### REQUIRED WORK
Search the material for the string "Select" and reply with how many lines contain it, nothing else.

### MATERIAL SUPPLIED

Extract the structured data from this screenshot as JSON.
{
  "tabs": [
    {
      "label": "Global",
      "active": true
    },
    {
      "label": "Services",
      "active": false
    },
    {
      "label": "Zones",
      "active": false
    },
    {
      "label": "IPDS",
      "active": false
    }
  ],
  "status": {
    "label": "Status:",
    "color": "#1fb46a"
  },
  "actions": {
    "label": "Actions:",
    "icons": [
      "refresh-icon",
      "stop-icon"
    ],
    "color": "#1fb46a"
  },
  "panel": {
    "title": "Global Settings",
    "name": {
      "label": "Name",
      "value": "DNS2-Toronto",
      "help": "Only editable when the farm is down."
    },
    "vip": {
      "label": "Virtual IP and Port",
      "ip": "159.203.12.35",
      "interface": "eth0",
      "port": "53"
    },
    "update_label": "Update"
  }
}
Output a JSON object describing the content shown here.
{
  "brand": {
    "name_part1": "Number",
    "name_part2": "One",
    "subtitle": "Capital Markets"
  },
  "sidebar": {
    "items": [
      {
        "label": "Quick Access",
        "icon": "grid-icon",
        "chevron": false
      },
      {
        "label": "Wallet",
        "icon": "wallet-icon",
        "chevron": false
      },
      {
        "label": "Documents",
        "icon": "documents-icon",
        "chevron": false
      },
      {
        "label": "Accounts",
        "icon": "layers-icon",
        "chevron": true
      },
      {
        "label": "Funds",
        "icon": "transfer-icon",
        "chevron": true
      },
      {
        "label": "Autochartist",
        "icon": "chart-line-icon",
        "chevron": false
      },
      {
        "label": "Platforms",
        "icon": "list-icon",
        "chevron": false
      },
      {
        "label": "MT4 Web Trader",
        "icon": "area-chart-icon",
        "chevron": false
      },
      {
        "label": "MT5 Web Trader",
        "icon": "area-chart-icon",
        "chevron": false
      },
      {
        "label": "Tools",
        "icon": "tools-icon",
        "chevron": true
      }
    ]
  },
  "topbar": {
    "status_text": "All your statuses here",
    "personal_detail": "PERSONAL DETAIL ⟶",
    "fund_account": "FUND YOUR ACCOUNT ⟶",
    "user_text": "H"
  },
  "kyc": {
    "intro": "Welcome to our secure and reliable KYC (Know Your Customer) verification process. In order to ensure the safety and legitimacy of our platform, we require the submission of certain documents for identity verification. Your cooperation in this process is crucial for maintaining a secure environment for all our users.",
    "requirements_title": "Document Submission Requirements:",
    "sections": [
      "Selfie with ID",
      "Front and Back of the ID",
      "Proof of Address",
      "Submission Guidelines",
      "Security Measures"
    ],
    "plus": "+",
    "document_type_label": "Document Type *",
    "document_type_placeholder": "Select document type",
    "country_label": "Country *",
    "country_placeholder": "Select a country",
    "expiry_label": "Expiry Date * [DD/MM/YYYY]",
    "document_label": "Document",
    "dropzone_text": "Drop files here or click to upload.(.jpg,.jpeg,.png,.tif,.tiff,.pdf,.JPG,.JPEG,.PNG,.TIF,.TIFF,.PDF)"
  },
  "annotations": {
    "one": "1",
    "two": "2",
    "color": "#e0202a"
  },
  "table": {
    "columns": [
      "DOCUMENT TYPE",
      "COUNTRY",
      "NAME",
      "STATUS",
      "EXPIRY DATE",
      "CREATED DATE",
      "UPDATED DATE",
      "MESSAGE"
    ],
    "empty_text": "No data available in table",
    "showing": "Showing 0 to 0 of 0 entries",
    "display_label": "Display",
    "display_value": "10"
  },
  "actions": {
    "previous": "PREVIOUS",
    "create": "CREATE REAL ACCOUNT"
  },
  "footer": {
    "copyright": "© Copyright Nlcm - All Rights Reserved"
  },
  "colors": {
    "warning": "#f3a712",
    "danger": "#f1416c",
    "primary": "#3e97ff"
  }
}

### YOUR SOLUTION
2